News

August 8, 2017

UC Berkeley NewsCenter
UC Berkeley researchers have begun to preserve rare audio of indigenous California languages thanks to a new, non-invasive technology — bringing us a step closer to understanding the area’s oldest cultures.

August 7, 2017

UC Berkeley NewsCenter
If you’re thinking of driving to work or classes at UC Berkeley on Monday, Aug. 14, getting around and parking is going to be, well… a bear. A big, congested Golden Bear. But you can help make the day better for yourself and others on campus.

August 3, 2017

UC Berkeley NewsCenter

This massive storm system, which was found in a region where no bright cloud has ever been seen before, is about 9,000 kilometers in length, or one-third the size of Neptune’s radius, spanning at least 30 degrees in both latitude and longitude. Molter observed it getting much brighter between June 26 and July 2.
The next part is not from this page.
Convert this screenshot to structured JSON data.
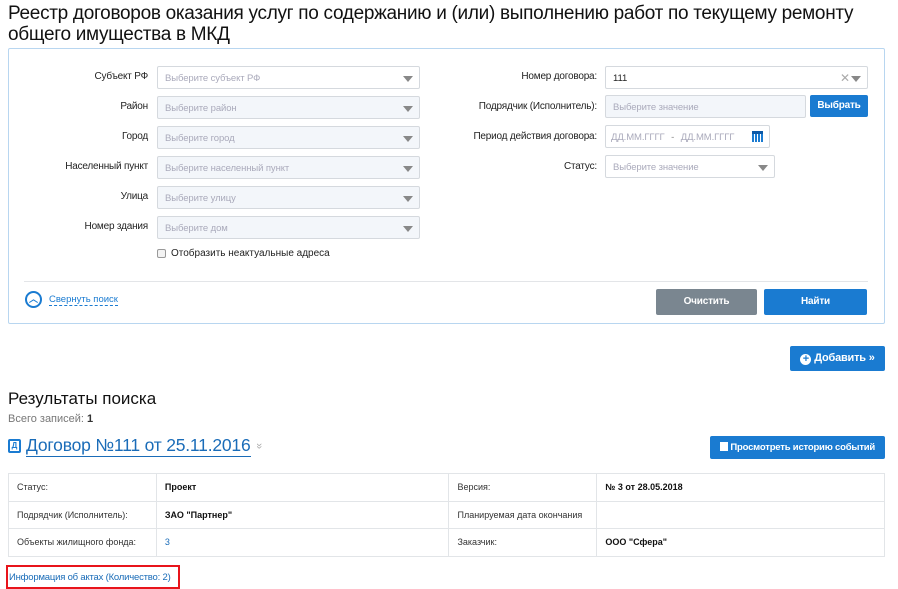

UC Berkeley is hosting a two-day conference Aug. 16-17 that will bring together farmers, doctors, patients, environmentalists, consumers, nonprofits, community leaders and scientists to discuss potential applications of CRISPR technology, ranging from human and animal health to agriculture and conservation.

August 2, 2017

IEEE Spectrum

IEEE Spectrum profiles the work of Berkeley alum Mike Brown as well as researchers at UC Berkeley.

Berkeley Lab scientists develop detailed models that provide new views of cataclysmic events in space.

The New York Times

Jennifer Doudna talks about the first successful genetic editing of human embryos. 

July 31, 2017

The University of California yesterday filed its opening brief with the U.S. Court of Appeals for the Federal Circuit in Washington, D.C., in support of its appeal of the U.S. Patent Trial and Appeal Board’s (PTAB) decision in the CRISPR-Cas9 interference.

Marian Cleeves Diamond, one of the founders of modern neuroscience who was the first to show that the brain can change with experience and improve with enrichment, and who discovered evidence of this in the brain of Albert Einstein, died July 25 at the age of 90 at her home in Oakland.

July 24, 2017

UC Berkeley researchers have discovered how Cas1-Cas2, the proteins responsible for the ability of the CRISPR immune system in bacteria to adapt to new viral infections, identify the site in the genome where they insert viral DNA so they can recognize it later and mount an attack.

With one eye on potential bioterrorism threats, the Defense Advanced Research Projects Agency today announced $65 million in funding to seven projects around the country – including one led by UC Berkeley – to improve the safety and accuracy of gene editing.

July 19, 2017

Chicken skin may provide tips on how to grow artificial skin for grafts that looks like normal human skin, complete with hair follicles and sweat pores. Just the right tension on growing skin could set up these organized structures without the need to add chemicals to trigger them.

July 14, 2017

The Defense Advanced Research Projects Agency has awarded UC Berkeley $21.6 million over four years to create a window into the brain through which researchers — and eventually physicians — can monitor and activate thousands to millions of individual neurons using light.

July 12, 2017

Research now shows that the countermeasure viruses came up with — inhibitory proteins referred to as anti-CRISPRs — can be used to improve CRISPR-Cas9 as a gene-therapy tool, decreasing off-target gene editing that could cause unwanted side effects.

July 6, 2017

UC Berkeley NewsCenter
University of California, Berkeley officials have offered freshman admission to more than 15,500 high school students for the 2017-18 school year. And more offers were made to first-generation college students and underrepresented minority students than in 2016-17.
The LA Times

New findings suggest that the odor of what we eat may play an important role in how the body deals with calories. If you can’t smell your food, you may burn it rather than store it.

July 5, 2017

As NASA’s Juno spacecraft loops around Jupiter, the Earth-bound Gemini North telescope is providing high-resolution images to help guide its exploration of the giant planet.

A new study by Chinese and American biologists shows that if the calamity had not wiped the planet clean of most terrestrial life 66 million years ago, 88 percent of today’s frog species wouldn’t be here. Nearly nine out of 10 species of frog today have descended from just three lineages that survived the mass extinction.

June 27, 2017

Mice, unlike cats and dogs, are able to move their whiskers to map out their surroundings, much as humans use their fingers to build a 3D picture of a darkened room. UC Berkeley researchers have for the first time reconstructed the whisker map a mouse creates of its surroundings in order to navigate its world, catch insects and avoid cats.

UC Berkeley NewsCenter
New UC Berkeley research suggests that Siri and other digital helpers could someday learn the algorithms that humans have used for centuries to create and understand metaphorical language.